PROBLEM —
Every record below needs to be retyped exactly as it appears.

App and web page records —
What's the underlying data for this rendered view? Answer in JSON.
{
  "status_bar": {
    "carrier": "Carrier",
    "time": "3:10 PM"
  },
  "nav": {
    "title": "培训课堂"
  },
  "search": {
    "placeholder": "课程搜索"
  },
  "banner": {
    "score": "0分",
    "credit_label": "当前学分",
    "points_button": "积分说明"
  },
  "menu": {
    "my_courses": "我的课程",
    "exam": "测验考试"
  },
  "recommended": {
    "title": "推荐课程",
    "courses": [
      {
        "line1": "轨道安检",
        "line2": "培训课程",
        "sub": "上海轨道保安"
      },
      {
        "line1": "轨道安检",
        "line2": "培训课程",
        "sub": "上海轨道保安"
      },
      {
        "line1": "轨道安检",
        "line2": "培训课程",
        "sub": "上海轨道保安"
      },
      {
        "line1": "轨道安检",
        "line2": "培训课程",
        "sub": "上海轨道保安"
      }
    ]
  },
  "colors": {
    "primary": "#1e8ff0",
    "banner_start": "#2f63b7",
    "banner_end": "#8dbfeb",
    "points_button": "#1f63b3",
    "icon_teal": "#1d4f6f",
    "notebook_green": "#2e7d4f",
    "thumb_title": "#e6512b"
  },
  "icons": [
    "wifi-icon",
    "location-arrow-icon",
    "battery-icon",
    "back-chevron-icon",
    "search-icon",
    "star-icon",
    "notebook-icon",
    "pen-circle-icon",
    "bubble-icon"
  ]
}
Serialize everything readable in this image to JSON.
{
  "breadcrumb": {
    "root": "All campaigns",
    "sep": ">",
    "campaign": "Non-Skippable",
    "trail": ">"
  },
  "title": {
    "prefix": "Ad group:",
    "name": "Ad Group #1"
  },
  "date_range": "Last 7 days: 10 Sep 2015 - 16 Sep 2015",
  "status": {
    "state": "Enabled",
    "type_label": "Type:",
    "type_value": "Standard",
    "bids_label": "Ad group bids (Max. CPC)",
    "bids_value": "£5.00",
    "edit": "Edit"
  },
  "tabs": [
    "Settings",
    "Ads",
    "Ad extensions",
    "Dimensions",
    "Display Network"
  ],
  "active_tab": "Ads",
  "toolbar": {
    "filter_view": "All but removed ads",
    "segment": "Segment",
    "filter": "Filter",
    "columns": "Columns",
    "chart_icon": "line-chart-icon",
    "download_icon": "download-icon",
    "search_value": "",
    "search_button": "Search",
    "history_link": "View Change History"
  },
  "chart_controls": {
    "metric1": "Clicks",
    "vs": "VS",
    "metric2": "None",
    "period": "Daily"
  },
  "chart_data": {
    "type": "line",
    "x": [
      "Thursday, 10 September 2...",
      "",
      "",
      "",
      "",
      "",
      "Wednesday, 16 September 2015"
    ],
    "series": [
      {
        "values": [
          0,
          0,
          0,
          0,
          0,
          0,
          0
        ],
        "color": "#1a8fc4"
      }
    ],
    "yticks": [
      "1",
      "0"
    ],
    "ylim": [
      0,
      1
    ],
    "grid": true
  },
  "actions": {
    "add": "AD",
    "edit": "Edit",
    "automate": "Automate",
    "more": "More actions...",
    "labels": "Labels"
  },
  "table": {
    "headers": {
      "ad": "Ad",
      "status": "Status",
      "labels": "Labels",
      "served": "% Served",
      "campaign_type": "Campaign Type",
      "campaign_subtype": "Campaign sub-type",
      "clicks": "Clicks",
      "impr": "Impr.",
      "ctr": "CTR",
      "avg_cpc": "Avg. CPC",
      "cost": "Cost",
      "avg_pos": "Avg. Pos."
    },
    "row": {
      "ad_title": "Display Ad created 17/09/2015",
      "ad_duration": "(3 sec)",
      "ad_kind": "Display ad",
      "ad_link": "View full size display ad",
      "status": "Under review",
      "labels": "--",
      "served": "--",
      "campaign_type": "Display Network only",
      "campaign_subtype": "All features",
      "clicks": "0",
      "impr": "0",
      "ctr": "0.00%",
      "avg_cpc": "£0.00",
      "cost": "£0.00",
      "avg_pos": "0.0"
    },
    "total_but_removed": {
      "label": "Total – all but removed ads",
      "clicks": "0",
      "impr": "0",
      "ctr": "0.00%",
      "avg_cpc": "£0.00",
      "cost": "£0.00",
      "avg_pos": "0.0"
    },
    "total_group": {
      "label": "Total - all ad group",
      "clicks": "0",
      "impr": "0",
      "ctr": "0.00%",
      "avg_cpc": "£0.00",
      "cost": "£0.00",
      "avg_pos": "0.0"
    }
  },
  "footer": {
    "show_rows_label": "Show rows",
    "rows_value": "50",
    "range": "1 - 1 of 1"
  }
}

COMPLETED EXERCISE —
What's the underlying data for this rendered view? Answer in JSON.
{
  "status_bar": {
    "carrier": "Carrier",
    "time": "3:10 PM"
  },
  "nav": {
    "title": "培训课堂"
  },
  "search": {
    "placeholder": "课程搜索"
  },
  "banner": {
    "score": "0分",
    "credit_label": "当前学分",
    "points_button": "积分说明"
  },
  "menu": {
    "my_courses": "我的课程",
    "exam": "测验考试"
  },
  "recommended": {
    "title": "推荐课程",
    "courses": [
      {
        "line1": "轨道安检",
        "line2": "培训课程",
        "sub": "上海轨道保安"
      },
      {
        "line1": "轨道安检",
        "line2": "培训课程",
        "sub": "上海轨道保安"
      },
      {
        "line1": "轨道安检",
        "line2": "培训课程",
        "sub": "上海轨道保安"
      },
      {
        "line1": "轨道安检",
        "line2": "培训课程",
        "sub": "上海轨道保安"
      }
    ]
  },
  "colors": {
    "primary": "#1e8ff0",
    "banner_start": "#2f63b7",
    "banner_end": "#8dbfeb",
    "points_button": "#1f63b3",
    "icon_teal": "#1d4f6f",
    "notebook_green": "#2e7d4f",
    "thumb_title": "#e6512b"
  },
  "icons": [
    "wifi-icon",
    "location-arrow-icon",
    "battery-icon",
    "back-chevron-icon",
    "search-icon",
    "star-icon",
    "notebook-icon",
    "pen-circle-icon",
    "bubble-icon"
  ]
}
Serialize everything readable in this image to JSON.
{
  "breadcrumb": {
    "root": "All campaigns",
    "sep": ">",
    "campaign": "Non-Skippable",
    "trail": ">"
  },
  "title": {
    "prefix": "Ad group:",
    "name": "Ad Group #1"
  },
  "date_range": "Last 7 days: 10 Sep 2015 - 16 Sep 2015",
  "status": {
    "state": "Enabled",
    "type_label": "Type:",
    "type_value": "Standard",
    "bids_label": "Ad group bids (Max. CPC)",
    "bids_value": "£5.00",
    "edit": "Edit"
  },
  "tabs": [
    "Settings",
    "Ads",
    "Ad extensions",
    "Dimensions",
    "Display Network"
  ],
  "active_tab": "Ads",
  "toolbar": {
    "filter_view": "All but removed ads",
    "segment": "Segment",
    "filter": "Filter",
    "columns": "Columns",
    "chart_icon": "line-chart-icon",
    "download_icon": "download-icon",
    "search_value": "",
    "search_button": "Search",
    "history_link": "View Change History"
  },
  "chart_controls": {
    "metric1": "Clicks",
    "vs": "VS",
    "metric2": "None",
    "period": "Daily"
  },
  "chart_data": {
    "type": "line",
    "x": [
      "Thursday, 10 September 2...",
      "",
      "",
      "",
      "",
      "",
      "Wednesday, 16 September 2015"
    ],
    "series": [
      {
        "values": [
          0,
          0,
          0,
          0,
          0,
          0,
          0
        ],
        "color": "#1a8fc4"
      }
    ],
    "yticks": [
      "1",
      "0"
    ],
    "ylim": [
      0,
      1
    ],
    "grid": true
  },
  "actions": {
    "add": "AD",
    "edit": "Edit",
    "automate": "Automate",
    "more": "More actions...",
    "labels": "Labels"
  },
  "table": {
    "headers": {
      "ad": "Ad",
      "status": "Status",
      "labels": "Labels",
      "served": "% Served",
      "campaign_type": "Campaign Type",
      "campaign_subtype": "Campaign sub-type",
      "clicks": "Clicks",
      "impr": "Impr.",
      "ctr": "CTR",
      "avg_cpc": "Avg. CPC",
      "cost": "Cost",
      "avg_pos": "Avg. Pos."
    },
    "row": {
      "ad_title": "Display Ad created 17/09/2015",
      "ad_duration": "(3 sec)",
      "ad_kind": "Display ad",
      "ad_link": "View full size display ad",
      "status": "Under review",
      "labels": "--",
      "served": "--",
      "campaign_type": "Display Network only",
      "campaign_subtype": "All features",
      "clicks": "0",
      "impr": "0",
      "ctr": "0.00%",
      "avg_cpc": "£0.00",
      "cost": "£0.00",
      "avg_pos": "0.0"
    },
    "total_but_removed": {
      "label": "Total – all but removed ads",
      "clicks": "0",
      "impr": "0",
      "ctr": "0.00%",
      "avg_cpc": "£0.00",
      "cost": "£0.00",
      "avg_pos": "0.0"
    },
    "total_group": {
      "label": "Total - all ad group",
      "clicks": "0",
      "impr": "0",
      "ctr": "0.00%",
      "avg_cpc": "£0.00",
      "cost": "£0.00",
      "avg_pos": "0.0"
    }
  },
  "footer": {
    "show_rows_label": "Show rows",
    "rows_value": "50",
    "range": "1 - 1 of 1"
  }
}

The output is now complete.